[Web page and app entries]
————
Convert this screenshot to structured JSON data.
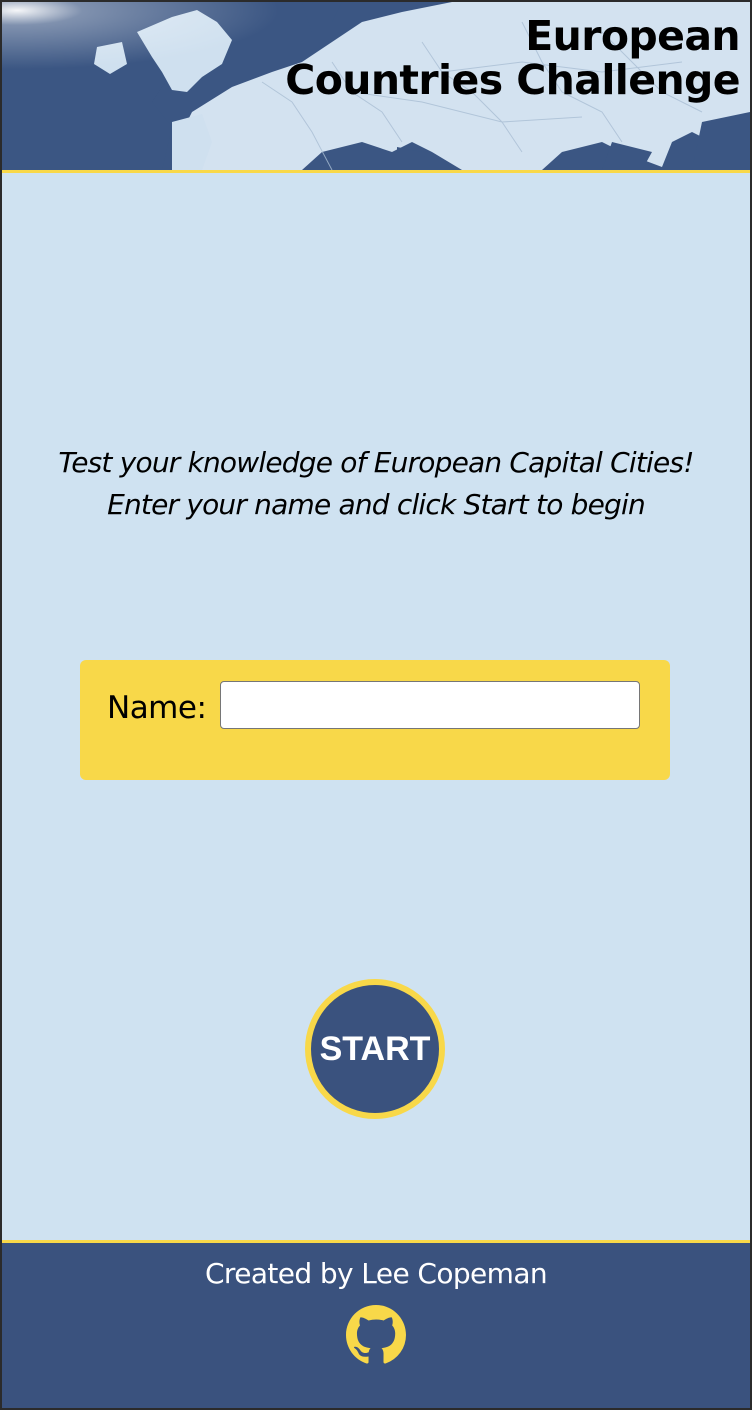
{
  "header": {
    "title_line1": "European",
    "title_line2": "Countries Challenge"
  },
  "intro": {
    "line1": "Test your knowledge of European Capital Cities!",
    "line2": "Enter your name and click Start to begin"
  },
  "name_form": {
    "label": "Name:",
    "value": "",
    "placeholder": ""
  },
  "start_button": {
    "label": "START"
  },
  "footer": {
    "credit": "Created by Lee Copeman",
    "github_icon": "github-icon"
  },
  "colors": {
    "background": "#cfe2f1",
    "accent_yellow": "#f8d849",
    "navy": "#3a527e"
  }
}
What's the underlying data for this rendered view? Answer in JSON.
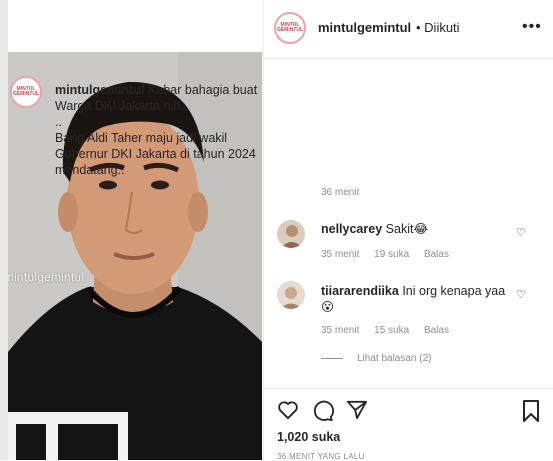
{
  "watermark": "mintulgemintul",
  "post": {
    "username": "mintulgemintul",
    "follow_status": "• Diikuti",
    "more_icon": "more-icon",
    "avatar_logo": "MINTUL GEMINTUL",
    "caption_username": "mintulgemintul",
    "caption_lines": [
      "Kabar bahagia buat",
      "Warga DKI Jakarta nih..",
      "..",
      "Bang Aldi Taher maju jadi wakil",
      "Gubernur DKI Jakarta di tahun 2024",
      "mendatang.."
    ],
    "caption_time": "36 menit"
  },
  "comments": [
    {
      "username": "nellycarey",
      "text": "Sakit😂",
      "time": "35 menit",
      "likes": "19 suka",
      "reply": "Balas"
    },
    {
      "username": "tiiararendiika",
      "text": "Ini org kenapa yaa",
      "text2": "😮",
      "time": "35 menit",
      "likes": "15 suka",
      "reply": "Balas"
    }
  ],
  "view_replies": "Lihat balasan (2)",
  "likes_count": "1,020 suka",
  "posted_time": "36 MENIT YANG LALU"
}
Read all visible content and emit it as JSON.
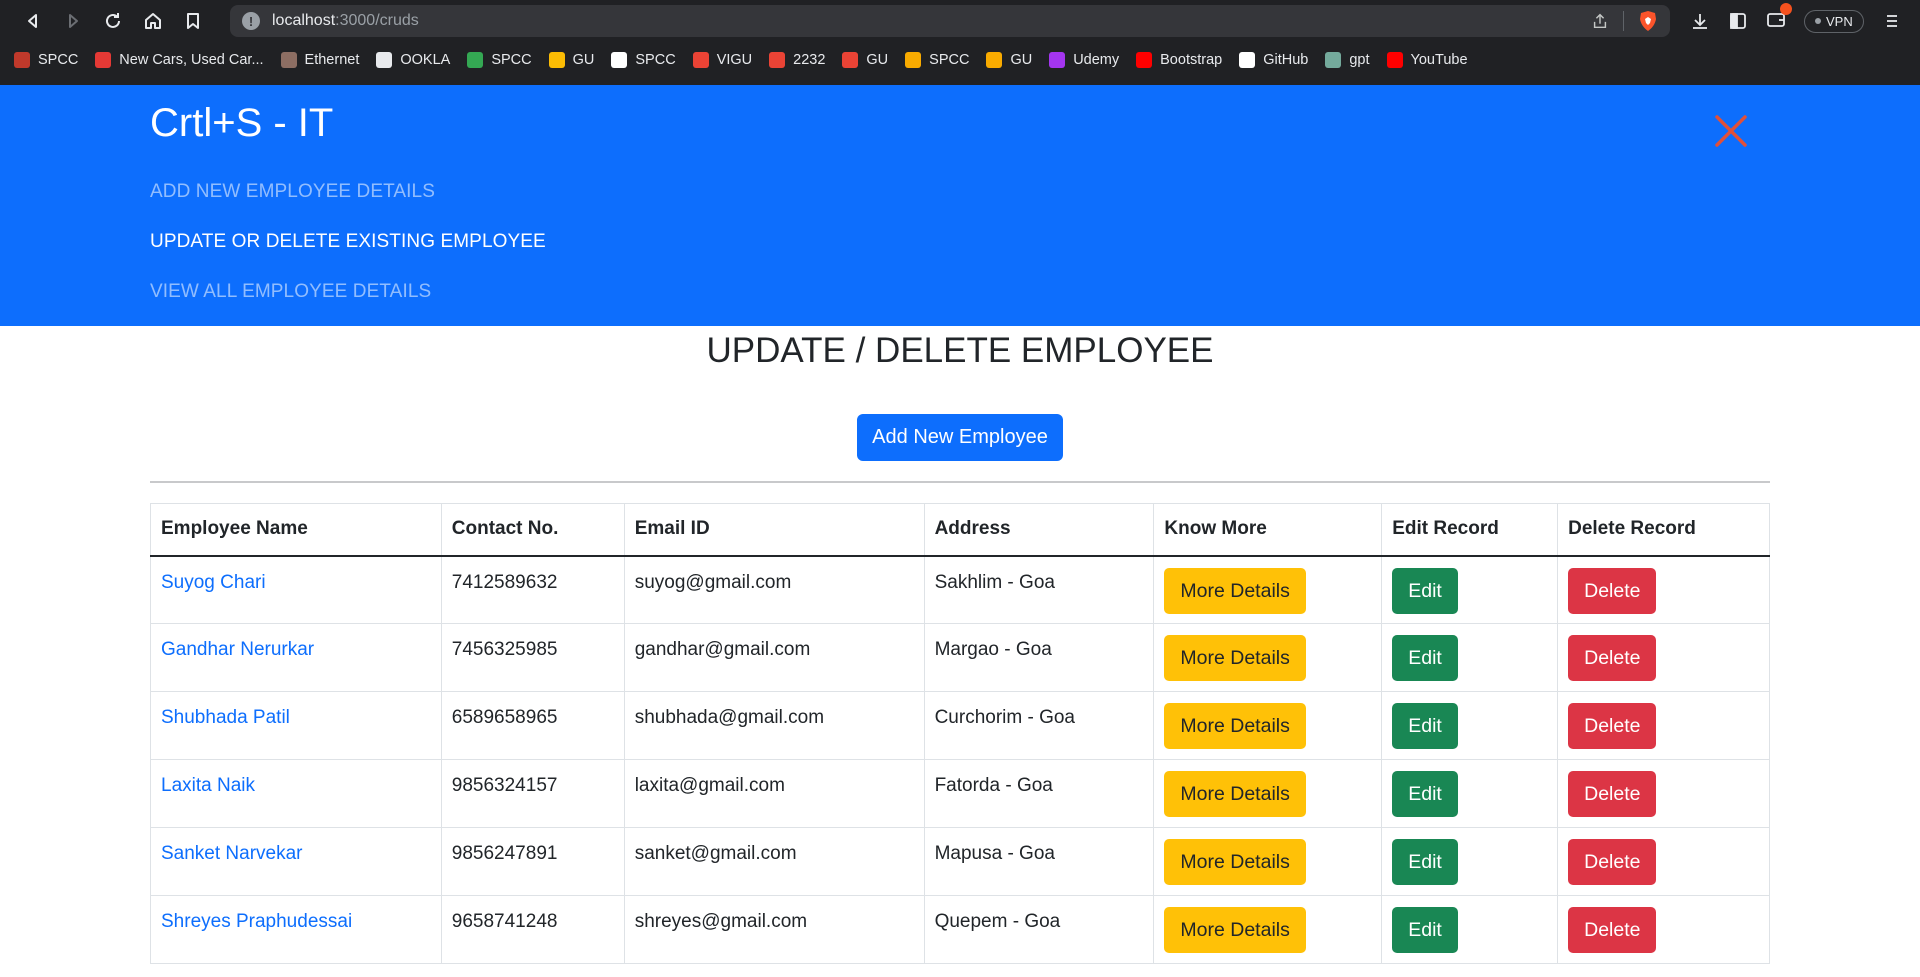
{
  "browser": {
    "url_host": "localhost",
    "url_path": ":3000/cruds",
    "vpn_label": "VPN",
    "bookmarks": [
      {
        "label": "SPCC",
        "color": "#c0392b"
      },
      {
        "label": "New Cars, Used Car...",
        "color": "#e53935"
      },
      {
        "label": "Ethernet",
        "color": "#8d6e63"
      },
      {
        "label": "OOKLA",
        "color": "#e8eaed"
      },
      {
        "label": "SPCC",
        "color": "#34a853"
      },
      {
        "label": "GU",
        "color": "#fbbc04"
      },
      {
        "label": "SPCC",
        "color": "#ffffff"
      },
      {
        "label": "VIGU",
        "color": "#ea4335"
      },
      {
        "label": "2232",
        "color": "#ea4335"
      },
      {
        "label": "GU",
        "color": "#ea4335"
      },
      {
        "label": "SPCC",
        "color": "#f9ab00"
      },
      {
        "label": "GU",
        "color": "#f9ab00"
      },
      {
        "label": "Udemy",
        "color": "#a435f0"
      },
      {
        "label": "Bootstrap",
        "color": "#ff0000"
      },
      {
        "label": "GitHub",
        "color": "#ffffff"
      },
      {
        "label": "gpt",
        "color": "#74aa9c"
      },
      {
        "label": "YouTube",
        "color": "#ff0000"
      }
    ]
  },
  "nav": {
    "brand": "Crtl+S - IT",
    "links": [
      {
        "label": "ADD NEW EMPLOYEE DETAILS",
        "active": false
      },
      {
        "label": "UPDATE OR DELETE EXISTING EMPLOYEE",
        "active": true
      },
      {
        "label": "VIEW ALL EMPLOYEE DETAILS",
        "active": false
      }
    ]
  },
  "main": {
    "title": "UPDATE / DELETE EMPLOYEE",
    "add_button": "Add New Employee"
  },
  "table": {
    "headers": [
      "Employee Name",
      "Contact No.",
      "Email ID",
      "Address",
      "Know More",
      "Edit Record",
      "Delete Record"
    ],
    "more_label": "More Details",
    "edit_label": "Edit",
    "delete_label": "Delete",
    "rows": [
      {
        "name": "Suyog Chari",
        "contact": "7412589632",
        "email": "suyog@gmail.com",
        "address": "Sakhlim - Goa"
      },
      {
        "name": "Gandhar Nerurkar",
        "contact": "7456325985",
        "email": "gandhar@gmail.com",
        "address": "Margao - Goa"
      },
      {
        "name": "Shubhada Patil",
        "contact": "6589658965",
        "email": "shubhada@gmail.com",
        "address": "Curchorim - Goa"
      },
      {
        "name": "Laxita Naik",
        "contact": "9856324157",
        "email": "laxita@gmail.com",
        "address": "Fatorda - Goa"
      },
      {
        "name": "Sanket Narvekar",
        "contact": "9856247891",
        "email": "sanket@gmail.com",
        "address": "Mapusa - Goa"
      },
      {
        "name": "Shreyes Praphudessai",
        "contact": "9658741248",
        "email": "shreyes@gmail.com",
        "address": "Quepem - Goa"
      }
    ]
  }
}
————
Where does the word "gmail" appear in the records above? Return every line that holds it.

[The answer]
        "email": "suyog@gmail.com",
        "email": "gandhar@gmail.com",
        "email": "shubhada@gmail.com",
        "email": "laxita@gmail.com",
        "email": "sanket@gmail.com",
        "email": "shreyes@gmail.com",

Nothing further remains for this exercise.